* _Exercise materials_:
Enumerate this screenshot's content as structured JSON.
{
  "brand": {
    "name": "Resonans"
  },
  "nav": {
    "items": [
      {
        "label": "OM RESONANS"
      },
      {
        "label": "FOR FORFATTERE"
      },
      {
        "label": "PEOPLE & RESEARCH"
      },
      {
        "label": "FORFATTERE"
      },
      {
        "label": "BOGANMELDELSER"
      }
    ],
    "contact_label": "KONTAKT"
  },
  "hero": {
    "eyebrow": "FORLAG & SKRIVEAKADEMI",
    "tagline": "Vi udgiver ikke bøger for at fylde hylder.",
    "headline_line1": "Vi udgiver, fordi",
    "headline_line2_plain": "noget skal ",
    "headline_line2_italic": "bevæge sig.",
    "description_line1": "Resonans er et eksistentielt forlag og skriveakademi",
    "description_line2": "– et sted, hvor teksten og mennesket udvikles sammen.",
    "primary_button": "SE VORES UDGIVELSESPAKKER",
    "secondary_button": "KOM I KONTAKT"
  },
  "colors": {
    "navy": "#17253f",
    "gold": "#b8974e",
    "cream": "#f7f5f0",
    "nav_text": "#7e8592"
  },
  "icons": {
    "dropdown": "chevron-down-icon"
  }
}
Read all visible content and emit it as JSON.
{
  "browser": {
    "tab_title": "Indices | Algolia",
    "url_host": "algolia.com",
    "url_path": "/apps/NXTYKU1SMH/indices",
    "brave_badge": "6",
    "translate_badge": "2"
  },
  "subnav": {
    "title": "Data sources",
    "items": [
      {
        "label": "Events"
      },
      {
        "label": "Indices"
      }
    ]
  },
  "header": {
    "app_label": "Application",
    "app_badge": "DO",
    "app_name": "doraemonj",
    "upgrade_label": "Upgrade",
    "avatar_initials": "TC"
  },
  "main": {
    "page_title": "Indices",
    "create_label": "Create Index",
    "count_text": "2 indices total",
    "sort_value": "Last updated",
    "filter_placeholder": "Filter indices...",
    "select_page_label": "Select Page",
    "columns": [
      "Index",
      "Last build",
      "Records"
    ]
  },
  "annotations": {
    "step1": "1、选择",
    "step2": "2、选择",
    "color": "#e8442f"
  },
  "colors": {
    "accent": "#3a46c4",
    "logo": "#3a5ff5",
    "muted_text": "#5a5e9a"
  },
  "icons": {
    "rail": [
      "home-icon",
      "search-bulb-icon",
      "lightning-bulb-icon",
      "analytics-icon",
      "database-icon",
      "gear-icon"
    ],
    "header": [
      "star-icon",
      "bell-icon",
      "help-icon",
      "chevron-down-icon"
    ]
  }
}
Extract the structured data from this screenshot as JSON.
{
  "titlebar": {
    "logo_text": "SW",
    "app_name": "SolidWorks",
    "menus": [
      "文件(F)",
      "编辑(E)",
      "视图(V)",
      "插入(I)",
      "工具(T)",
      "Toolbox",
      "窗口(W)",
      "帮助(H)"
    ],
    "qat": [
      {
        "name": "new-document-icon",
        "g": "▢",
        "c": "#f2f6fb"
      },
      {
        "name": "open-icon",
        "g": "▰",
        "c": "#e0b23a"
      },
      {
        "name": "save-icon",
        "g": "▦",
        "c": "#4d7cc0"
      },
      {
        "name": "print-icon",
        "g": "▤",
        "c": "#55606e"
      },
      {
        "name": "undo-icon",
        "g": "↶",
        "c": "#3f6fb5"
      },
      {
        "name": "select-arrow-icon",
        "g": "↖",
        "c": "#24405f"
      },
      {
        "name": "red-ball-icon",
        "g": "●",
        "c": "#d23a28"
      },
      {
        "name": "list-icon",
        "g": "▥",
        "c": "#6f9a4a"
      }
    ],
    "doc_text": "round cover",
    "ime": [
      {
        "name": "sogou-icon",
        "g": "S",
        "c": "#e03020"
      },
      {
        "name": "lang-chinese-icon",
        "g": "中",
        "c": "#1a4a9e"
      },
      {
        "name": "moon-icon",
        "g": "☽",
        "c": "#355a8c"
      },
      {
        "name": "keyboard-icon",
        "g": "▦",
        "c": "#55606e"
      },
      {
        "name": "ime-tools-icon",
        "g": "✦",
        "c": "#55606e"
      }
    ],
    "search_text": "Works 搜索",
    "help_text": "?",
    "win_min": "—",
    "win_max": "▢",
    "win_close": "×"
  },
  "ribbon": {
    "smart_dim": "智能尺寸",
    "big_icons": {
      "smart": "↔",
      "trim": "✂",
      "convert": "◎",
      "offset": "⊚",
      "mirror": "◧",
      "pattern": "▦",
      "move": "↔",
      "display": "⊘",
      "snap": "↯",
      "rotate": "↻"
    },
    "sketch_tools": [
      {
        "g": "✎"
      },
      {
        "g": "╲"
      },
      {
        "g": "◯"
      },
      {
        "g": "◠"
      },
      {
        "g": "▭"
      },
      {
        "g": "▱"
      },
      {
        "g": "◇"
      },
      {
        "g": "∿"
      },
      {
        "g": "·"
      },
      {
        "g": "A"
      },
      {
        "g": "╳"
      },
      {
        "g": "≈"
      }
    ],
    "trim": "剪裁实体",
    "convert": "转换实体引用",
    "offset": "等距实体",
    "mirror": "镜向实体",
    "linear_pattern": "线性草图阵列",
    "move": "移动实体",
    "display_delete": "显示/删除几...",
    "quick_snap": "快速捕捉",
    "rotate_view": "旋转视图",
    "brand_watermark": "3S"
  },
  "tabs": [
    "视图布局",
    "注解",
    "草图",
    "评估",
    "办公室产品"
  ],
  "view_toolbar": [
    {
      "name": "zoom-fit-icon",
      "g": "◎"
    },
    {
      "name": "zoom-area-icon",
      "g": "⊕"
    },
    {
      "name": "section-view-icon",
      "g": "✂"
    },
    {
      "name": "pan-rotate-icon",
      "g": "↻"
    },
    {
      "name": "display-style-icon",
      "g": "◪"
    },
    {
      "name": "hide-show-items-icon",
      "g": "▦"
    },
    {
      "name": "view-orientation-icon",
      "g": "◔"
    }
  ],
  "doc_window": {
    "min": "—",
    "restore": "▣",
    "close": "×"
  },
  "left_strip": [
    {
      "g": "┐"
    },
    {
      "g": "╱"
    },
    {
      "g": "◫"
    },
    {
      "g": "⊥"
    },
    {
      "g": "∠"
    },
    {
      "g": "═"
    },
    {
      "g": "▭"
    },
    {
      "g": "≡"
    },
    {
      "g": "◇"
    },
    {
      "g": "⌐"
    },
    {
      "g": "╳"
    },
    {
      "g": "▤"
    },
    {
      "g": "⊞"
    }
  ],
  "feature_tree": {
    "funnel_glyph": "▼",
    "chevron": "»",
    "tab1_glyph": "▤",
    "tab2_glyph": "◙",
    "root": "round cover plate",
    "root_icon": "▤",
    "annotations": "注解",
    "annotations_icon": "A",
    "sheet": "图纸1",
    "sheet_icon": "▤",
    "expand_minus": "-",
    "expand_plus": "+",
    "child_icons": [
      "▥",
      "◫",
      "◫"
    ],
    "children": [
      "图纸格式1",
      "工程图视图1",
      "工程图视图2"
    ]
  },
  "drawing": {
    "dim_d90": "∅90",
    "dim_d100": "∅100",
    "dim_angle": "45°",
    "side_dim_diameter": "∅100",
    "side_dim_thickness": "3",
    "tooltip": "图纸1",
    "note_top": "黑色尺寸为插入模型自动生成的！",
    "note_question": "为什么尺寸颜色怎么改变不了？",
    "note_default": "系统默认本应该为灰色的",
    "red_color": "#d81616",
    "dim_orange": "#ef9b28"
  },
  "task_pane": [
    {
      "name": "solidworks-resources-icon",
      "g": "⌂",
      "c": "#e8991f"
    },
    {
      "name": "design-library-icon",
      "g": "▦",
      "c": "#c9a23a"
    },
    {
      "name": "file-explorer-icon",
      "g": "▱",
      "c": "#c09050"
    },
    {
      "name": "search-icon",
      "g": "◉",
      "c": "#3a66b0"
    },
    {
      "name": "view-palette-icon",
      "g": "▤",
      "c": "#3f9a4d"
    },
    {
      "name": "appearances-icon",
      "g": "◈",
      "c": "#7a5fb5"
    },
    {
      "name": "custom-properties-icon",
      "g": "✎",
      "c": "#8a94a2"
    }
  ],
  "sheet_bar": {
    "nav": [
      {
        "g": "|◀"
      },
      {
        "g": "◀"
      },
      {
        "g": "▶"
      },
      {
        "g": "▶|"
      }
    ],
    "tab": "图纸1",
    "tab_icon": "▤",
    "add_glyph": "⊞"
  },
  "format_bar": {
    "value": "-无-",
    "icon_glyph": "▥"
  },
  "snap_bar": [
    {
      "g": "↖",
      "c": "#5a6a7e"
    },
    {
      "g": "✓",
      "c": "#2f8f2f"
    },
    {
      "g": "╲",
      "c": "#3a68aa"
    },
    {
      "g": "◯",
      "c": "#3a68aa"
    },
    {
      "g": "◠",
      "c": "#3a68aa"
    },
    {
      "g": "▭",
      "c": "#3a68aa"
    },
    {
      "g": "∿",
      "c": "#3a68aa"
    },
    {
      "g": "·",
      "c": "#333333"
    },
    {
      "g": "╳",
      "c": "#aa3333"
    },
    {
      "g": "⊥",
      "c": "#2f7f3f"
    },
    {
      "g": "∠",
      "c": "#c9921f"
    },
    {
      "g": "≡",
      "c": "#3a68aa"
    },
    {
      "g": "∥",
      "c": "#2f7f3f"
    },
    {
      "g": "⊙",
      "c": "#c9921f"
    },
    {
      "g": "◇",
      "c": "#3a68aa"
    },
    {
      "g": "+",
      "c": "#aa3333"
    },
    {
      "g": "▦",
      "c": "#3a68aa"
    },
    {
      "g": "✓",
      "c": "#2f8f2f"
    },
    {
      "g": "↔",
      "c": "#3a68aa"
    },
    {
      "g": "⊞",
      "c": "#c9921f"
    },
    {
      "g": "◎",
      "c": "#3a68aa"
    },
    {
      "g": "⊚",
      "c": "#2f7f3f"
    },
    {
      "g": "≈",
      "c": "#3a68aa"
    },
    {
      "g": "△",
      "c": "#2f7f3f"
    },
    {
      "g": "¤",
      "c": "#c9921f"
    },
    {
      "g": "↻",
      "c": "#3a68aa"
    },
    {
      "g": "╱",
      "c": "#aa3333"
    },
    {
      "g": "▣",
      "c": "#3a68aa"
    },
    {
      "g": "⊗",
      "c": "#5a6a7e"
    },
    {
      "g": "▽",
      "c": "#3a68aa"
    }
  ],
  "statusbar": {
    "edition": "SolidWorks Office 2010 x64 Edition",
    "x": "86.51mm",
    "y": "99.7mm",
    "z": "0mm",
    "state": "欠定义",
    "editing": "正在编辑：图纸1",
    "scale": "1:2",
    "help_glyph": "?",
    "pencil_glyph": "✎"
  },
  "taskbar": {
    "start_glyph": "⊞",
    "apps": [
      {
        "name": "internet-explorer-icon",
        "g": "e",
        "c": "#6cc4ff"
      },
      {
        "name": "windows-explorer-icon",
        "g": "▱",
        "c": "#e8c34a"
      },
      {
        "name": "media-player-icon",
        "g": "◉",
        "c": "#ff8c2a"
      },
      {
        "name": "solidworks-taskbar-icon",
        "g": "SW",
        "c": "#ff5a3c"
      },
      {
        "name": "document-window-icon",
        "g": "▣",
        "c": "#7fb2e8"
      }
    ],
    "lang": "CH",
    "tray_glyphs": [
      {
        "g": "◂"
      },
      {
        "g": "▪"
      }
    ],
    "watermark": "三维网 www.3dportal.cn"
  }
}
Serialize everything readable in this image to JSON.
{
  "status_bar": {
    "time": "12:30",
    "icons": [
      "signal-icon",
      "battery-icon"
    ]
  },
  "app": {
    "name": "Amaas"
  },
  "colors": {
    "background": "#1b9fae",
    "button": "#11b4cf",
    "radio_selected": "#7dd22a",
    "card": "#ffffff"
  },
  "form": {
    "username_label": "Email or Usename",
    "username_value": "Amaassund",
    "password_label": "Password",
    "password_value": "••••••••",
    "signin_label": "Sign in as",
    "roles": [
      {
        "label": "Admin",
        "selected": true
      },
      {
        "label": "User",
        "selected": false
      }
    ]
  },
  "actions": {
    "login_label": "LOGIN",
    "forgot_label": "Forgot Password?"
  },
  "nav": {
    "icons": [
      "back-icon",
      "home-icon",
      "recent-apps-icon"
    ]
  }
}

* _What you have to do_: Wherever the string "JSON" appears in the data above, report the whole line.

* _Final answer_:
Enumerate this screenshot's content as structured JSON.
Read all visible content and emit it as JSON.
Extract the structured data from this screenshot as JSON.
Serialize everything readable in this image to JSON.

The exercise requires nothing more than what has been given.